For example, let’s say you are at the zoo and you want to go see the zebras. You will probably start out looking at a map of the zoo. If you follow the path defined for you by the map, you will undoubtedly end up seeing zebras and not those pesky hyenas by mistake. Same concept applies to a technical schema. In our case, a technology developer wants to accomplish certain tasks by connecting to an airline’s internal system to request a seat map, or retrieve a PNR, or make an exchange, etc. The schema simply provides the predictable technical pathway to accomplish the task at hand.  Read the rest of this entry »

I truly love this industry, especially the airline industry, and most especially the airline distribution subset. It is chocked full of opportunity, drama, tension, and lots of industry panels talking about how things need to change and get better.

So, the other evening I put on my fuzzy-toed bunny PJs, microwaved some popcorn, and curled up with my laptop to watch a rerun stream of a panel about airline distribution that was held just a day before in Beijing, China during the annual IATA conference.

http://www.iata.org/events/agm/2012/Pages/panel-airline-distribution.aspx

The panel included a full stage of industry execs from airlines, GDSs, and Google. Oh this is gonna be good….some notable heavyweights in the industry are poised to get it on! And get it on they did…in the form of a thought-provoking discussion focused largely on the 60 percent of airline distribution that goes through the travel agency channel. I thought I would attempt to characterize and share with you some major takeaways after 59 minutes. Here we go. Read the rest of this entry »

I just ordered a wireless TV receiver so I can move my TV to the patio and watch my Miami Heat games uninterrupted. A wireless TV receiver… How does that even work? Well, one reason it works is because there are some fairly standard WAP (Wireless Application Protocol) communications for these sorts of things.

Yet, the whole concept of “standards” continues to dog our industry. A recent example of our trouble with standards was reported on February 22 in the The Beat.
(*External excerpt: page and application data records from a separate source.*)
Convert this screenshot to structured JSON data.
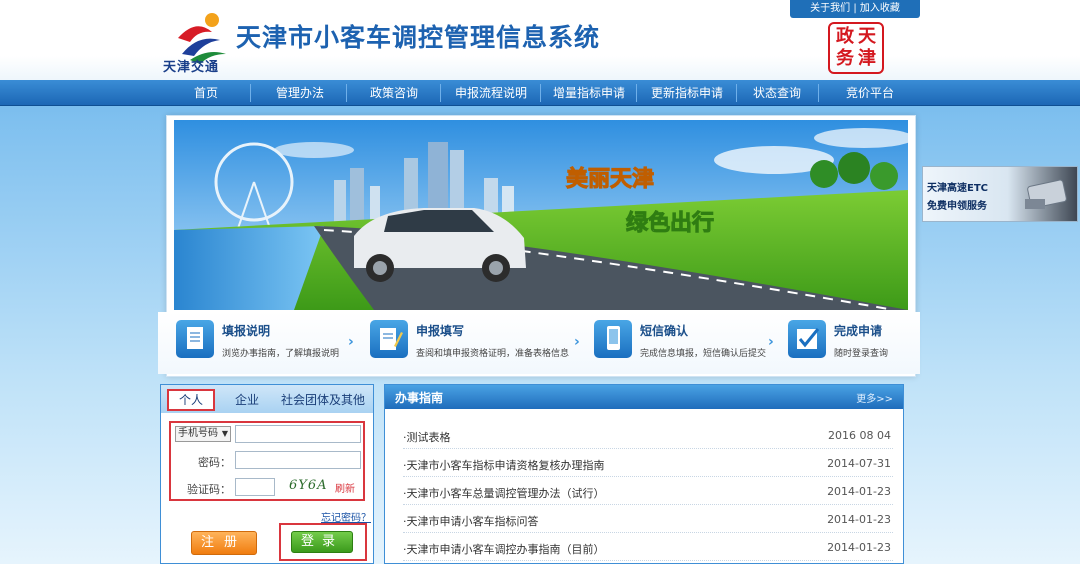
{
  "header": {
    "site_title": "天津市小客车调控管理信息系统",
    "logo_text": "天津交通",
    "top_links": [
      "关于我们",
      "加入收藏"
    ],
    "seal_chars": [
      "天",
      "津",
      "政",
      "务"
    ]
  },
  "nav": {
    "items": [
      "首页",
      "管理办法",
      "政策咨询",
      "申报流程说明",
      "增量指标申请",
      "更新指标申请",
      "状态查询",
      "竞价平台"
    ]
  },
  "banner": {
    "slogan1": "美丽天津",
    "slogan2": "绿色出行"
  },
  "steps": [
    {
      "title": "填报说明",
      "desc": "浏览办事指南，了解填报说明"
    },
    {
      "title": "申报填写",
      "desc": "查阅和填申报资格证明，准备表格信息"
    },
    {
      "title": "短信确认",
      "desc": "完成信息填报，短信确认后提交"
    },
    {
      "title": "完成申请",
      "desc": "随时登录查询"
    }
  ],
  "etc_ad": {
    "line1": "天津高速ETC",
    "line2": "免费申领服务"
  },
  "login": {
    "tabs": [
      "个人",
      "企业",
      "社会团体及其他"
    ],
    "type_select": "手机号码",
    "password_label": "密码：",
    "captcha_label": "验证码：",
    "captcha_text": "6Y6A",
    "refresh": "刷新",
    "forgot": "忘记密码？",
    "register": "注册",
    "login_btn": "登录"
  },
  "guide": {
    "title": "办事指南",
    "more": "更多>>",
    "rows": [
      {
        "title": "·测试表格",
        "date": "2016 08 04"
      },
      {
        "title": "·天津市小客车指标申请资格复核办理指南",
        "date": "2014-07-31"
      },
      {
        "title": "·天津市小客车总量调控管理办法（试行）",
        "date": "2014-01-23"
      },
      {
        "title": "·天津市申请小客车指标问答",
        "date": "2014-01-23"
      },
      {
        "title": "·天津市申请小客车调控办事指南（目前）",
        "date": "2014-01-23"
      }
    ]
  },
  "colors": {
    "brand": "#1d62b0",
    "nav": "#1c67b5",
    "alert_red": "#d9363e",
    "login_green": "#3b9a1c",
    "register_orange": "#f07d10"
  }
}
United is migrating to a new reservation system, and there will be casualties—namely, Sabre agents won’t be able to sell UA Economy Plus for some undetermined period of time. Why? Well since you’re asking me, I’d be of the opinion that Sabre developed the application specifically to a proprietary backend process within Apollo (United’s current reservation system provider), which as of March 3 will no longer be supporting United’s reservations system. Sabre’s stated reason is that it built United’s capability to sell Economy Plus seats “before industry technology standards existed,” thus making the solution “specifically designed for the reservation system they used at the time.” Some would refer to this development as a “hard-coded” solution. And for those that don’t know, those types of solutions are not flexible or portable. Read the rest of this entry »

Air & Business Travel News posted a “News Story” this week that cites a large TMCs annual Travel Management Priorities report. According to the report, “Comparing travel costs between suppliers will be ‘more difficult’ for buyers this year because of extra charges and airlines’ attempts to move to ‘direct connect’ distribution.

Unfortunately, this large TMC’s report just hit the tip of the iceberg. We did some research and took some surveys* about what else will be ‘more difficult’ because of Direct Connect. I hope you’re sitting down. The results might just shock you!

© Glenda Powers - Fotolia.com

Read the rest of this entry »